> _What you will do_
Locate the string "data" throughout the material and copy every line in which it occurs.

> _Records to use_
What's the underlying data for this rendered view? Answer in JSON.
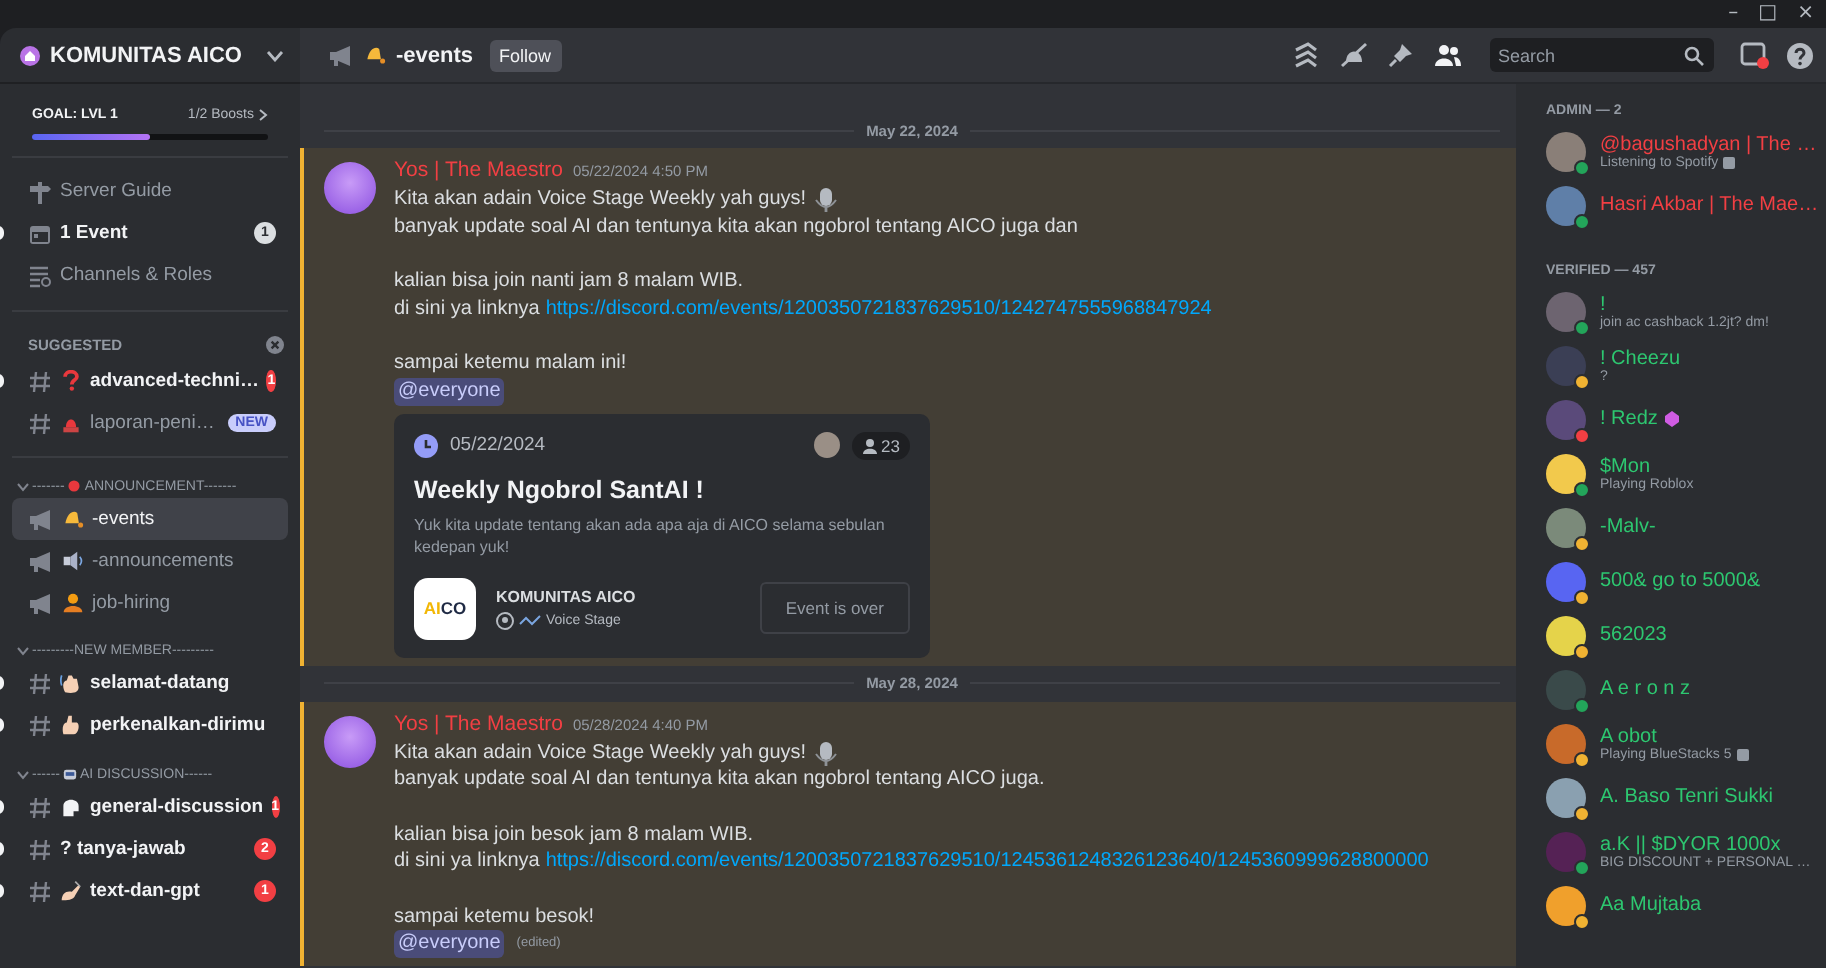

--

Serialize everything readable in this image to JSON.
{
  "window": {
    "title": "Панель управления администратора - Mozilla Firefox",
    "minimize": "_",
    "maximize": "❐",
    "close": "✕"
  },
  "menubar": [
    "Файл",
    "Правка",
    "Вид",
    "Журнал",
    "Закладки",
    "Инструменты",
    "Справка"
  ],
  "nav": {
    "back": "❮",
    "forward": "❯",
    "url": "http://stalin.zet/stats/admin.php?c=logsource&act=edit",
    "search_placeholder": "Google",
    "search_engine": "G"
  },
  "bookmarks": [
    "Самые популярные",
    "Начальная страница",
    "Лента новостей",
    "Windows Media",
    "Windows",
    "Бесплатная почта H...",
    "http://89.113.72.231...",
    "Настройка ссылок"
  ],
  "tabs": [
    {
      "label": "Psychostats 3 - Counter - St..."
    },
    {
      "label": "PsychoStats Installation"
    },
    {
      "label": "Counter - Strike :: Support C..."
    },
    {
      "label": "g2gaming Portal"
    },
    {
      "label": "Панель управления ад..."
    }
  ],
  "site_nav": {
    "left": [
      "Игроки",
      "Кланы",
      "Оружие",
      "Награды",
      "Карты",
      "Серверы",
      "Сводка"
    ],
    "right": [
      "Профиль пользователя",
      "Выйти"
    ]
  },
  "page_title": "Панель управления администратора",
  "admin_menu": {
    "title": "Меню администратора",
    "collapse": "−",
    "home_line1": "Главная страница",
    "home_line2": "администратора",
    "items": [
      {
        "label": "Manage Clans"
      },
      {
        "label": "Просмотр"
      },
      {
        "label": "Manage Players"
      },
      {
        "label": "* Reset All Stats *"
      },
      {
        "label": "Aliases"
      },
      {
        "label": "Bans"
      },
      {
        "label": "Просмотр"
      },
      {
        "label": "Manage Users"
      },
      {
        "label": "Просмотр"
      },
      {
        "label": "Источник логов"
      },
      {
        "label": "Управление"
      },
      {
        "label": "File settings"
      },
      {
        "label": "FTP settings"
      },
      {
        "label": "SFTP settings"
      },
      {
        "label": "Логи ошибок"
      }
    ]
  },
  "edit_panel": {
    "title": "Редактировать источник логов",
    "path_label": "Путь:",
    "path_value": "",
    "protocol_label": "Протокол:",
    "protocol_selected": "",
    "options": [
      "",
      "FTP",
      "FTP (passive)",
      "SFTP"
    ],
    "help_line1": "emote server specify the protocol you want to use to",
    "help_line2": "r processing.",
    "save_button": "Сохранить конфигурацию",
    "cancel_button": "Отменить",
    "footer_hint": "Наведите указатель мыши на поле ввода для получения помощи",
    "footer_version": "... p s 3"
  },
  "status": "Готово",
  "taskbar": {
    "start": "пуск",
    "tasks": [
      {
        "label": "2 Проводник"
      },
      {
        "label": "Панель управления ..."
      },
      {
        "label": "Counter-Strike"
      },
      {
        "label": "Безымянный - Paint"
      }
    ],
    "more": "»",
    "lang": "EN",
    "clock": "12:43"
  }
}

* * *

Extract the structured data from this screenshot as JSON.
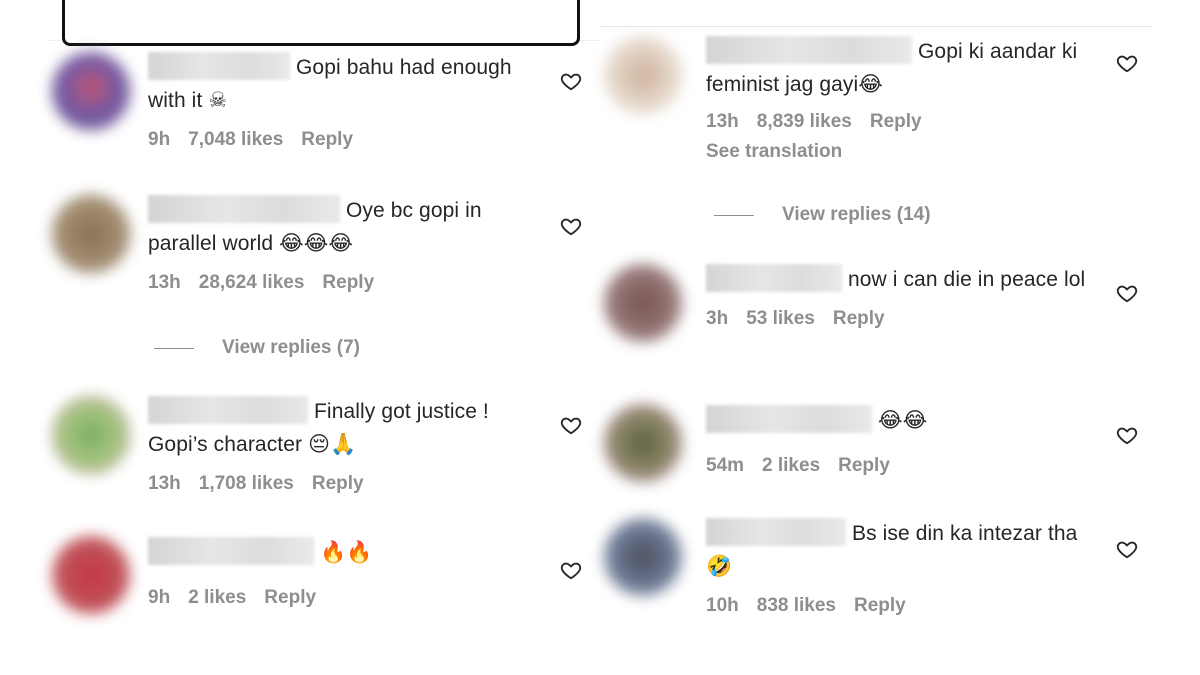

> _Answer to this problem_
What's the underlying data for this rendered view? Answer in JSON.
Extract the structured data from this screenshot as JSON.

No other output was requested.